Fitzpiers lit a cigar and followed the bevy of maidens slowly up the road. Then, under the shade of a young oak, intently observing Grace Melbury, who was in the full rays of the moon.
At that minute the girls, some of whom were from Great Hintock, were seen advancing to work the incantation, it being now about midnight.
1st Woman Loosing Courage Directly we see anything we’ll run home as fast as we can,
2nd Woman I wish we had not thought of trying this, but had contented ourselves with the hole-digging to-morrow at twelve, and hearing our husbands’ trades. It is too much like having dealings with the Evil One to try to raise their forms.
Narrator However, they had gone too far to recede, and slowly began to march forward in a skirmishing line through the trees towards the deeper recesses of the wood. As far as the listeners could gather, the particular form of black-art to be practised on this occasion was one connected with the sowing of hemp-seed.
Suke Would you like to join us Miss?
Grace excitedly Oh! Yes
Grammer to Marty Why didn’t ye go and try your luck with the rest of the maids.
Marty I don’t believe in it.
Granmer Why, half the parish is here–the silly hussies should have kept
it quiet. I see Mr. Winterborne through the leaves, just come up with Robert Creedle. Marty, we ought to act the part o’Providence sometimes. Do go and tell him that if he stands just behind the bush at the bottom of the slope, Miss Grace must pass down it when she comes back, and she will most likely rush into his arms; for as soon as the clock strikes, they’ll bundle back home–along like hares. I’ve seen such larries before.
Marty Do you think I’d better?” said Marty, reluctantly.
Granmer Oh yes, he’ll bless ye for it.
Marty I don’t want that kind of blessing.
Narrator But after a moment’s thought she went and delivered the information; and Grammer had the satisfaction of seeing Giles Winterborne walk slowly to the bend along which Grace would have to return. Meanwhile Mrs. Melbury, who had discerned what her husband had not, that Grace was rapidly fascinating the surgeon, drew near to Edred Fitzpiers.
Mrs Melbury You should be where Mr. Winterborne is standing. She will run down through that opening much faster than she went up it, if she is like the rest of the girls.”
Narrator Fitzpiers did not require to be told twice. He went across to Giles Winterborne and stood beside him. Each knew the probable purpose of the other in standing there, and neither spoke.
The first sound to break the silence was the distant note of Great Hintock clock striking the significant hour.

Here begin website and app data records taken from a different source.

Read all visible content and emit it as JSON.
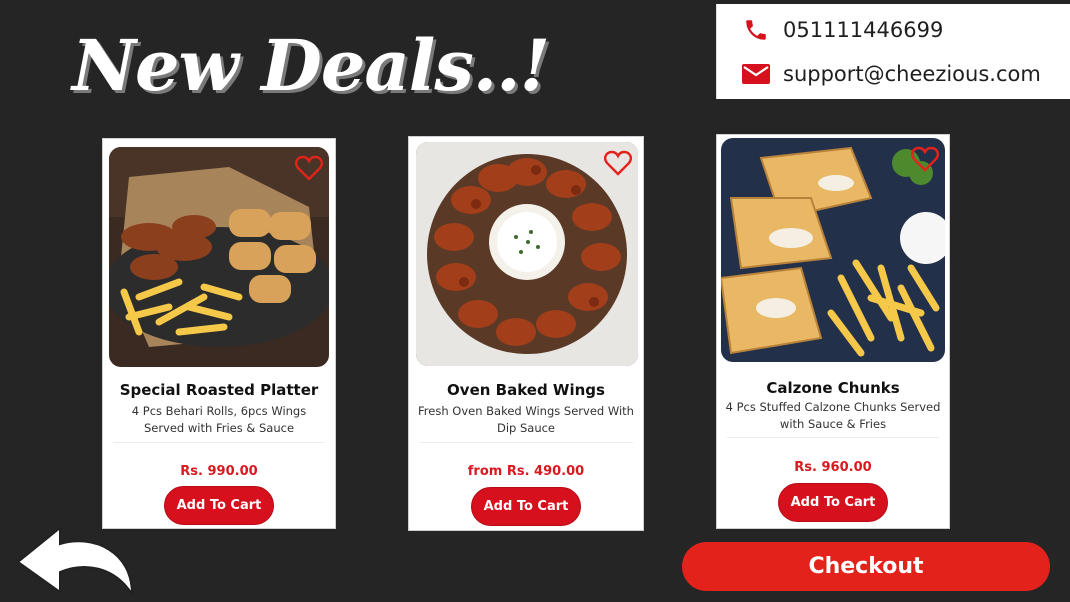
{
  "banner": {
    "title": "New Deals..!"
  },
  "contact": {
    "phone": "051111446699",
    "email": "support@cheezious.com",
    "phone_icon": "phone-icon",
    "email_icon": "mail-icon"
  },
  "colors": {
    "background": "#262525",
    "accent_red": "#d6101c",
    "price_red": "#d8191f",
    "checkout_red": "#e3231b"
  },
  "deals": [
    {
      "name": "Special Roasted Platter",
      "desc": "4 Pcs Behari Rolls, 6pcs Wings Served with Fries & Sauce",
      "price": "Rs. 990.00",
      "button": "Add To Cart"
    },
    {
      "name": "Oven Baked Wings",
      "desc": "Fresh Oven Baked Wings Served With Dip Sauce",
      "price": "from Rs. 490.00",
      "button": "Add To Cart"
    },
    {
      "name": "Calzone Chunks",
      "desc": "4 Pcs Stuffed Calzone Chunks Served with Sauce & Fries",
      "price": "Rs. 960.00",
      "button": "Add To Cart"
    }
  ],
  "checkout": {
    "label": "Checkout"
  },
  "icons": {
    "favorite": "heart-outline-icon",
    "back": "back-arrow-icon"
  }
}
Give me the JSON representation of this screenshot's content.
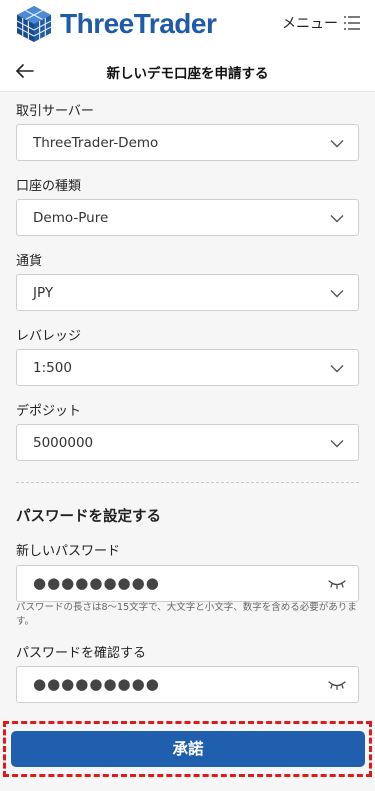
{
  "header": {
    "brand": "ThreeTrader",
    "menu_label": "メニュー",
    "brand_color": "#1e5ba8"
  },
  "titlebar": {
    "title": "新しいデモ口座を申請する",
    "back_icon": "arrow-left-icon"
  },
  "form": {
    "fields": [
      {
        "label": "取引サーバー",
        "value": "ThreeTrader-Demo"
      },
      {
        "label": "口座の種類",
        "value": "Demo-Pure"
      },
      {
        "label": "通貨",
        "value": "JPY"
      },
      {
        "label": "レバレッジ",
        "value": "1:500"
      },
      {
        "label": "デポジット",
        "value": "5000000"
      }
    ],
    "password_section": {
      "title": "パスワードを設定する",
      "new_password_label": "新しいパスワード",
      "new_password_value": "●●●●●●●●●",
      "hint": "パスワードの長さは8～15文字で、大文字と小文字、数字を含める必要があります。",
      "confirm_label": "パスワードを確認する",
      "confirm_value": "●●●●●●●●●"
    }
  },
  "submit": {
    "label": "承諾",
    "color": "#1f5fad",
    "highlight_color": "#e0191b"
  }
}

Women together Mime throwing hemp seed over their right shoulder and all say the rhyme
Hemp seed I set, Hemp seed I sow
The man that is my true love come after me now
Narrator About a minute later that quarter of the wood to which the girls had wandered resounded with the flapping of disturbed birds; then two or three hares and rabbits as the girls bounded down the glade.
Grace Melbury, was one of the first to return, and the excitement being contagious, she flew round the fatal bush where the undergrowth narrowed to a gorge. Fitzpiers quickly stepped forward in front of Winterborne, and then the surgeon did what he would not have thought of doing but for Mrs. Melbury’s encouragement and the sentiment of an eve which effaced conventionality. Stretching out his arms as the white figure burst upon him, he captured her in a moment, as if she had been a bird.
Here’s a Health to the Barleymow Traditional Song
(all invited to join in)